The last year has been good for war movie lovers. “1917”, “Danger Close”, “Da 5 Bloods”, “The Outpost”, “Greyhound” to name a few. Did the trend continue with “The Last Full Measure”? On first glance, it was doubtful. It took twenty years to film because no studio wanted to finance it. Writer and director Todd Robinson was persistent and finally got it made for $20 million, but it only made $3 million. It must have been tough to hear “I told you so” about such a personal project. In doing research for another film, Robinson had run across the story of William Pitsenbarger. He was intrigued by the tale of a pararescueman who was awarded an Air Force Medal posthumously for actions saving 60 grunts in Vietnam and then had it upgraded to a Medal of Honor many years later. Robinson assembled a cast of veteran actors and was able to film the Vietnam segments in Thailand.
The movie gets off to a roaring start with an American unit from the 1st Army Division being ambushed over the credits. From 1966 South Vietnam, we jump to Washington in 1999. Scott Huffman (Sebastian Stan) works at the Department of Defense for the Secretary of the Air Force. He is handed the folder of William Pitsenbarger. Pits’ comrades have been pushing for years to have his Air Force Medal upgraded to the Medal of Honor. Huffman reluctantly accepts the shitty, hopeless task. He is not at all interested in justice for Pitsenbarger, since he is a Hollywood stereotype of the amoral bureaucrat. Huffman goes on an odyssey to interview grunts who were impacted by the pararescueman’s efforts. These awkward encounters are intercut with the ambush.

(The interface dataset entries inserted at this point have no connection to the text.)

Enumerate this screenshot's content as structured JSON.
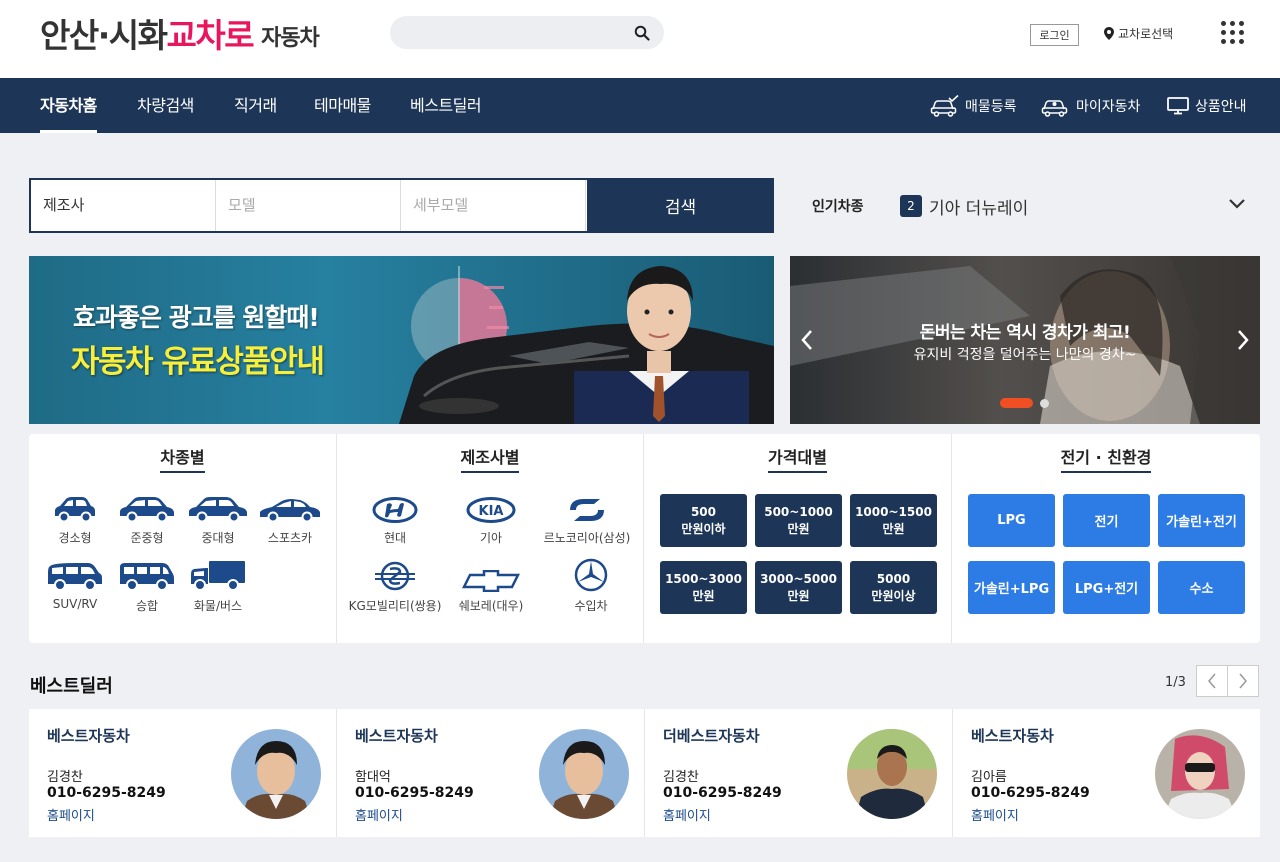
{
  "header": {
    "logo_part1": "안산·시화",
    "logo_part2": "교차로",
    "logo_part3": "자동차",
    "search_placeholder": "",
    "login_label": "로그인",
    "region_label": "교차로선택"
  },
  "nav": {
    "tabs": [
      {
        "label": "자동차홈"
      },
      {
        "label": "차량검색"
      },
      {
        "label": "직거래"
      },
      {
        "label": "테마매물"
      },
      {
        "label": "베스트딜러"
      }
    ],
    "right": [
      {
        "label": "매물등록",
        "icon": "car-check-icon"
      },
      {
        "label": "마이자동차",
        "icon": "car-user-icon"
      },
      {
        "label": "상품안내",
        "icon": "monitor-icon"
      }
    ]
  },
  "filter": {
    "maker": "제조사",
    "model": "모델",
    "submodel": "세부모델",
    "search_label": "검색"
  },
  "popular": {
    "label": "인기차종",
    "rank": "2",
    "car": "기아 더뉴레이"
  },
  "banner_left": {
    "line1": "효과좋은 광고를 원할때!",
    "line2": "자동차 유료상품안내"
  },
  "banner_right": {
    "line1": "돈버는 차는 역시 경차가 최고!",
    "line2": "유지비 걱정을 덜어주는 나만의 경차~"
  },
  "categories": {
    "body_type": {
      "title": "차종별",
      "items": [
        "경소형",
        "준중형",
        "중대형",
        "스포츠카",
        "SUV/RV",
        "승합",
        "화물/버스"
      ]
    },
    "maker": {
      "title": "제조사별",
      "items": [
        "현대",
        "기아",
        "르노코리아(삼성)",
        "KG모빌리티(쌍용)",
        "쉐보레(대우)",
        "수입차"
      ]
    },
    "price": {
      "title": "가격대별",
      "items": [
        {
          "l1": "500",
          "l2": "만원이하"
        },
        {
          "l1": "500~1000",
          "l2": "만원"
        },
        {
          "l1": "1000~1500",
          "l2": "만원"
        },
        {
          "l1": "1500~3000",
          "l2": "만원"
        },
        {
          "l1": "3000~5000",
          "l2": "만원"
        },
        {
          "l1": "5000",
          "l2": "만원이상"
        }
      ]
    },
    "eco": {
      "title": "전기 · 친환경",
      "items": [
        "LPG",
        "전기",
        "가솔린+전기",
        "가솔린+LPG",
        "LPG+전기",
        "수소"
      ]
    }
  },
  "best_dealer": {
    "title": "베스트딜러",
    "page": "1/3",
    "dealers": [
      {
        "company": "베스트자동차",
        "person": "김경찬",
        "phone": "010-6295-8249",
        "homepage": "홈페이지"
      },
      {
        "company": "베스트자동차",
        "person": "함대억",
        "phone": "010-6295-8249",
        "homepage": "홈페이지"
      },
      {
        "company": "더베스트자동차",
        "person": "김경찬",
        "phone": "010-6295-8249",
        "homepage": "홈페이지"
      },
      {
        "company": "베스트자동차",
        "person": "김아름",
        "phone": "010-6295-8249",
        "homepage": "홈페이지"
      }
    ]
  },
  "colors": {
    "navy": "#1d3557",
    "brand_pink": "#e8175d",
    "eco_blue": "#2d7be5",
    "slider_active": "#f04e23"
  }
}
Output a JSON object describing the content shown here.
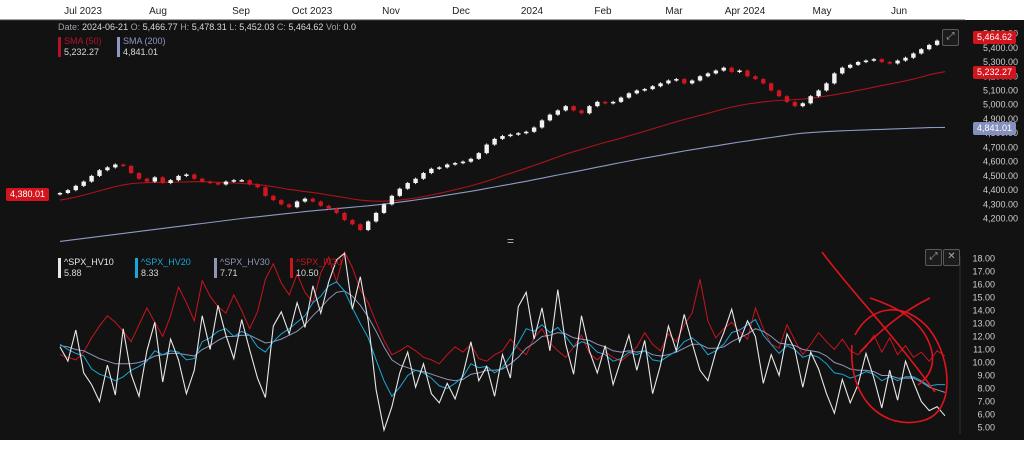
{
  "header": {
    "months": [
      "Jul 2023",
      "Aug",
      "Sep",
      "Oct 2023",
      "Nov",
      "Dec",
      "2024",
      "Feb",
      "Mar",
      "Apr 2024",
      "May",
      "Jun"
    ]
  },
  "ohlc": {
    "date_label": "Date:",
    "date": "2024-06-21",
    "o_label": "O:",
    "o": "5,466.77",
    "h_label": "H:",
    "h": "5,478.31",
    "l_label": "L:",
    "l": "5,452.03",
    "c_label": "C:",
    "c": "5,464.62",
    "vol_label": "Vol:",
    "vol": "0.0"
  },
  "price_legend": {
    "sma50": {
      "name": "SMA (50)",
      "value": "5,232.27",
      "color": "#b3122a"
    },
    "sma200": {
      "name": "SMA (200)",
      "value": "4,841.01",
      "color": "#8e9ac4"
    }
  },
  "price_tags": {
    "left": "4,380.01",
    "last": "5,464.62",
    "sma50": "5,232.27",
    "sma200": "4,841.01"
  },
  "price_axis": {
    "ticks": [
      "5,500.00",
      "5,400.00",
      "5,300.00",
      "5,200.00",
      "5,100.00",
      "5,000.00",
      "4,900.00",
      "4,800.00",
      "4,700.00",
      "4,600.00",
      "4,500.00",
      "4,400.00",
      "4,300.00",
      "4,200.00"
    ]
  },
  "vol_legend": [
    {
      "name": "^SPX_HV10",
      "value": "5.88",
      "color": "#e8e8e8"
    },
    {
      "name": "^SPX_HV20",
      "value": "8.33",
      "color": "#18a7d6"
    },
    {
      "name": "^SPX_HV30",
      "value": "7.71",
      "color": "#8f96b8"
    },
    {
      "name": "^SPX_IV30",
      "value": "10.50",
      "color": "#c8151f"
    }
  ],
  "vol_axis": {
    "ticks": [
      "18.00",
      "17.00",
      "16.00",
      "15.00",
      "14.00",
      "13.00",
      "12.00",
      "11.00",
      "10.00",
      "9.00",
      "8.00",
      "7.00",
      "6.00",
      "5.00"
    ]
  },
  "pane_buttons": {
    "expand": "⤢",
    "close": "✕",
    "separator": "="
  },
  "chart_data": [
    {
      "type": "candlestick",
      "title": "",
      "x_range": [
        "2023-06-21",
        "2024-06-21"
      ],
      "ylim": [
        4120,
        5560
      ],
      "closes": [
        4380,
        4400,
        4430,
        4460,
        4500,
        4540,
        4560,
        4580,
        4570,
        4520,
        4480,
        4460,
        4490,
        4450,
        4470,
        4500,
        4510,
        4480,
        4460,
        4450,
        4440,
        4460,
        4470,
        4470,
        4440,
        4420,
        4360,
        4330,
        4300,
        4280,
        4320,
        4340,
        4320,
        4290,
        4270,
        4240,
        4190,
        4160,
        4120,
        4180,
        4240,
        4300,
        4360,
        4410,
        4450,
        4480,
        4520,
        4550,
        4560,
        4580,
        4590,
        4600,
        4620,
        4660,
        4720,
        4760,
        4780,
        4790,
        4800,
        4810,
        4840,
        4890,
        4930,
        4960,
        4990,
        4960,
        4940,
        4990,
        5020,
        5010,
        5020,
        5050,
        5080,
        5100,
        5110,
        5130,
        5150,
        5170,
        5180,
        5150,
        5170,
        5200,
        5220,
        5240,
        5260,
        5230,
        5240,
        5200,
        5180,
        5150,
        5100,
        5060,
        5020,
        4990,
        5010,
        5060,
        5100,
        5150,
        5220,
        5260,
        5280,
        5300,
        5310,
        5320,
        5300,
        5290,
        5310,
        5330,
        5360,
        5390,
        5420,
        5450,
        5465
      ],
      "sma50": [
        4330,
        4340,
        4352,
        4365,
        4380,
        4395,
        4410,
        4425,
        4437,
        4445,
        4450,
        4452,
        4454,
        4455,
        4456,
        4457,
        4458,
        4459,
        4459,
        4458,
        4455,
        4452,
        4450,
        4447,
        4444,
        4440,
        4432,
        4424,
        4415,
        4405,
        4398,
        4390,
        4383,
        4375,
        4366,
        4357,
        4348,
        4338,
        4330,
        4325,
        4322,
        4322,
        4325,
        4330,
        4337,
        4345,
        4355,
        4366,
        4378,
        4390,
        4403,
        4416,
        4430,
        4446,
        4463,
        4481,
        4500,
        4518,
        4536,
        4554,
        4573,
        4593,
        4613,
        4633,
        4653,
        4670,
        4686,
        4703,
        4720,
        4735,
        4750,
        4765,
        4781,
        4797,
        4813,
        4830,
        4847,
        4864,
        4881,
        4896,
        4910,
        4925,
        4940,
        4955,
        4970,
        4983,
        4995,
        5005,
        5013,
        5020,
        5026,
        5030,
        5033,
        5036,
        5040,
        5046,
        5053,
        5061,
        5070,
        5080,
        5090,
        5101,
        5112,
        5123,
        5134,
        5145,
        5156,
        5168,
        5180,
        5195,
        5210,
        5222,
        5232
      ],
      "sma200": [
        4040,
        4047,
        4054,
        4061,
        4068,
        4075,
        4082,
        4089,
        4096,
        4103,
        4110,
        4117,
        4124,
        4131,
        4138,
        4145,
        4152,
        4159,
        4166,
        4173,
        4180,
        4187,
        4194,
        4201,
        4207,
        4213,
        4219,
        4225,
        4231,
        4237,
        4243,
        4249,
        4255,
        4260,
        4265,
        4270,
        4275,
        4280,
        4285,
        4290,
        4296,
        4302,
        4309,
        4316,
        4323,
        4331,
        4339,
        4347,
        4356,
        4365,
        4374,
        4383,
        4392,
        4402,
        4412,
        4422,
        4432,
        4442,
        4452,
        4462,
        4473,
        4484,
        4495,
        4506,
        4517,
        4528,
        4539,
        4550,
        4561,
        4572,
        4583,
        4594,
        4605,
        4615,
        4625,
        4635,
        4645,
        4655,
        4665,
        4675,
        4684,
        4693,
        4702,
        4711,
        4720,
        4729,
        4738,
        4746,
        4754,
        4762,
        4770,
        4778,
        4786,
        4794,
        4800,
        4804,
        4808,
        4811,
        4814,
        4817,
        4819,
        4821,
        4823,
        4825,
        4827,
        4829,
        4831,
        4833,
        4835,
        4837,
        4839,
        4840,
        4841
      ],
      "sma50_label": "SMA (50)",
      "sma200_label": "SMA (200)"
    },
    {
      "type": "line",
      "ylim": [
        4.5,
        18.5
      ],
      "series": [
        {
          "name": "^SPX_HV10",
          "values": [
            11.2,
            10.1,
            12.5,
            9.2,
            8.3,
            7.0,
            9.8,
            7.5,
            12.6,
            9.1,
            7.4,
            10.9,
            13.1,
            8.5,
            11.8,
            10.2,
            7.6,
            9.4,
            13.6,
            11.0,
            14.4,
            12.1,
            10.3,
            13.3,
            11.0,
            8.8,
            7.3,
            12.8,
            13.9,
            12.2,
            14.6,
            12.7,
            15.9,
            13.8,
            16.2,
            17.9,
            18.4,
            14.1,
            16.6,
            13.2,
            7.9,
            4.8,
            6.6,
            9.2,
            10.8,
            8.1,
            9.9,
            7.6,
            6.9,
            8.4,
            7.2,
            9.1,
            11.6,
            8.6,
            9.7,
            7.4,
            10.6,
            8.8,
            14.3,
            15.4,
            11.8,
            14.2,
            10.9,
            15.6,
            11.4,
            9.1,
            13.6,
            10.9,
            9.2,
            11.3,
            8.3,
            10.2,
            12.1,
            9.4,
            11.7,
            7.6,
            9.8,
            12.8,
            10.9,
            13.7,
            11.5,
            9.4,
            8.6,
            10.8,
            12.3,
            14.1,
            11.6,
            13.2,
            12.0,
            8.4,
            10.6,
            9.0,
            12.2,
            11.0,
            8.1,
            10.8,
            9.5,
            7.6,
            6.1,
            8.7,
            6.9,
            8.3,
            10.7,
            8.8,
            6.5,
            9.4,
            7.1,
            10.1,
            8.5,
            7.0,
            6.3,
            6.6,
            5.9
          ]
        },
        {
          "name": "^SPX_HV20",
          "values": [
            11.4,
            11.0,
            10.7,
            10.5,
            9.5,
            9.1,
            8.9,
            8.6,
            8.9,
            9.4,
            9.7,
            10.1,
            10.9,
            10.6,
            10.9,
            10.8,
            10.2,
            10.3,
            11.6,
            11.9,
            12.4,
            12.6,
            12.0,
            12.4,
            12.1,
            11.2,
            10.8,
            11.6,
            12.2,
            12.6,
            13.1,
            13.6,
            14.6,
            15.1,
            15.9,
            16.2,
            15.5,
            14.2,
            13.0,
            11.9,
            10.2,
            8.6,
            7.4,
            8.1,
            9.0,
            9.4,
            9.2,
            8.8,
            8.2,
            8.0,
            8.4,
            8.9,
            9.9,
            9.6,
            9.7,
            9.2,
            9.6,
            10.5,
            11.5,
            12.6,
            12.4,
            12.9,
            12.3,
            12.7,
            12.0,
            11.2,
            11.6,
            11.4,
            10.8,
            10.6,
            10.1,
            10.3,
            10.8,
            10.6,
            10.9,
            10.2,
            10.1,
            10.5,
            10.9,
            11.6,
            11.9,
            11.4,
            10.6,
            10.9,
            11.4,
            12.3,
            12.5,
            12.9,
            13.3,
            12.1,
            11.4,
            10.7,
            11.3,
            11.0,
            10.4,
            10.6,
            10.4,
            9.9,
            9.2,
            9.1,
            8.8,
            9.0,
            9.3,
            9.1,
            8.6,
            8.9,
            8.6,
            8.9,
            8.9,
            8.6,
            8.2,
            8.3,
            8.3
          ]
        },
        {
          "name": "^SPX_HV30",
          "values": [
            11.3,
            11.2,
            11.0,
            10.9,
            10.6,
            10.3,
            10.1,
            9.9,
            9.9,
            9.9,
            10.0,
            10.2,
            10.5,
            10.6,
            10.7,
            10.7,
            10.6,
            10.5,
            11.0,
            11.3,
            11.7,
            12.0,
            12.0,
            12.1,
            12.1,
            11.8,
            11.5,
            11.6,
            11.8,
            12.1,
            12.4,
            12.9,
            13.6,
            14.2,
            14.9,
            15.4,
            15.5,
            15.1,
            14.4,
            13.5,
            12.4,
            11.2,
            10.2,
            9.8,
            9.6,
            9.4,
            9.3,
            9.1,
            8.9,
            8.7,
            8.6,
            8.7,
            9.1,
            9.2,
            9.4,
            9.4,
            9.5,
            9.9,
            10.4,
            11.1,
            11.5,
            12.0,
            12.1,
            12.3,
            12.2,
            11.9,
            11.8,
            11.7,
            11.4,
            11.2,
            10.9,
            10.8,
            10.9,
            10.8,
            10.9,
            10.6,
            10.5,
            10.6,
            10.8,
            11.1,
            11.4,
            11.4,
            11.1,
            11.1,
            11.2,
            11.6,
            11.9,
            12.2,
            12.6,
            12.4,
            12.0,
            11.5,
            11.4,
            11.3,
            11.0,
            10.9,
            10.8,
            10.5,
            10.0,
            9.8,
            9.5,
            9.4,
            9.4,
            9.3,
            9.0,
            9.0,
            8.8,
            8.8,
            8.8,
            8.5,
            8.1,
            7.9,
            7.7
          ]
        },
        {
          "name": "^SPX_IV30",
          "values": [
            10.6,
            10.4,
            10.2,
            10.8,
            11.9,
            12.8,
            13.6,
            13.1,
            12.4,
            11.6,
            12.9,
            14.2,
            13.1,
            12.0,
            13.6,
            15.8,
            14.6,
            13.2,
            16.3,
            15.1,
            14.3,
            13.8,
            15.2,
            14.0,
            12.6,
            13.9,
            16.4,
            17.6,
            16.1,
            15.2,
            16.8,
            15.4,
            14.6,
            16.9,
            18.1,
            16.2,
            18.5,
            17.3,
            15.6,
            14.6,
            13.1,
            11.7,
            10.6,
            10.9,
            11.3,
            10.9,
            10.4,
            10.2,
            9.9,
            10.6,
            11.2,
            10.8,
            11.4,
            10.3,
            10.1,
            10.6,
            10.9,
            11.8,
            11.1,
            10.6,
            11.9,
            12.6,
            11.5,
            10.9,
            10.4,
            11.2,
            12.1,
            10.7,
            10.2,
            10.8,
            10.4,
            10.1,
            10.6,
            11.2,
            12.3,
            11.4,
            10.9,
            12.2,
            11.6,
            12.9,
            13.8,
            16.4,
            13.2,
            11.9,
            12.6,
            13.1,
            12.4,
            11.8,
            14.2,
            12.6,
            11.4,
            11.1,
            12.9,
            11.7,
            10.6,
            11.4,
            12.3,
            11.6,
            11.0,
            11.8,
            10.9,
            10.6,
            11.2,
            12.1,
            10.8,
            11.9,
            10.6,
            11.3,
            10.4,
            10.8,
            10.1,
            10.9,
            10.5
          ]
        }
      ]
    }
  ]
}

The veterans Huffman interviews are stereotypes too. Tully (William Hurt) was a comrade of Pits who is determined to get his buddy the Medal of Honor because he personally knows the sacrifice he made. Takoda (Samuel L. Jackson) has guilt issues from the ambush. Mott (Ed Harris) rants about the brass sending them out as bait. Burr (Peter Fonda in his last role) is just plain nuts. Kepper (John Savage) lives a monastic existence in Vietnam and has a butterfly garden on the spot of the ambush. If that’s not enough heavy-weights for you, throw in Christopher Plummer and Diane Ladd as William’s saintly parents. They supported his going. If not their son, whose? It takes a while, but Huffman is eventually ready to risk his upward bound career for justice. Now that he has overcome his own lack of compassion, he has to overcome his own bureaucracy. And we’re not just talking about the brass, we’re also talking about politicians. Double military justice villains!
I know I have been a bit snarky about the movie, but it actually is better than you would expect. Yes, it has tropes common in Vietnam veteran and military justice movies. Although the veterans are stereotypes, Robinson has great actors playing the roles. Which is bad news for the unknown actors playing their younger selves. Big combat boots to fill. Plus you get Christopher Plummer as the father. I haven’t even mentioned yet that Dale F’in Dye appears as the general who used the unit as bait. Yet, you’ll be surprised by his character. The movie does not hammer an anti-Vietnam War or anti-military theme. It is not lazy on PTSD. Tully and the others earned their demons.
The combat is generic and a bit overblown. But the unit did suffer 80% casualties, so it seems realistic in a Hollywood sort of reenactment. You definitely get the impression that Pitsenbarger did something extraordinarily brave when he waved off his helicopter. The spider holes and snipers in trees are nice touches. Pits marks an M for morphine on a wounded grunts forehead. You can tell Dale Dye was on set.
The movie deserves credit for sincerity. The orchestral music backs this up. But it does not cross the line into cloying. However, you might want to have some tissues handy. It jerks tears effectively. Mr. Pitsenbarger is dying of cancer and Tully has survivor’s guilt. In the hands of these actors, prepare to have your emotions manipulated, in a good way. Speaking of, it is apparent that this movie and “Da 5 Bloods” has solved the problem of making a Vietnam War movie with a veteran ensemble by setting it in the present day and flashing back with a bunch of star wannabes.
The whole Huffman half of the movie has the feel of Hollywood enhancement for plot purposes. It is very predictable. The reason to watch the movie is the accuracy with which it portrays the action of one of the bravest men who served in Vietnam. William Pitsenbarger was involved in 300 rescue missions before his death. On April 11, 1966, he saved sixty men’s lives at the cost of his own. He was recommended for the Medal of Honor and an Army general downgraded it to an Air Force Medal. He was the first Air Force enlisted man to receive that award. That was quite an honor, but the downgrading (apparently due to lack of documentation) added injustice to the story and made it cinema-worthy. This movie does an admirable job bringing his story to the screen. By the way, stick around, after the final credits there are interviews with some of the men.
GRADE = A-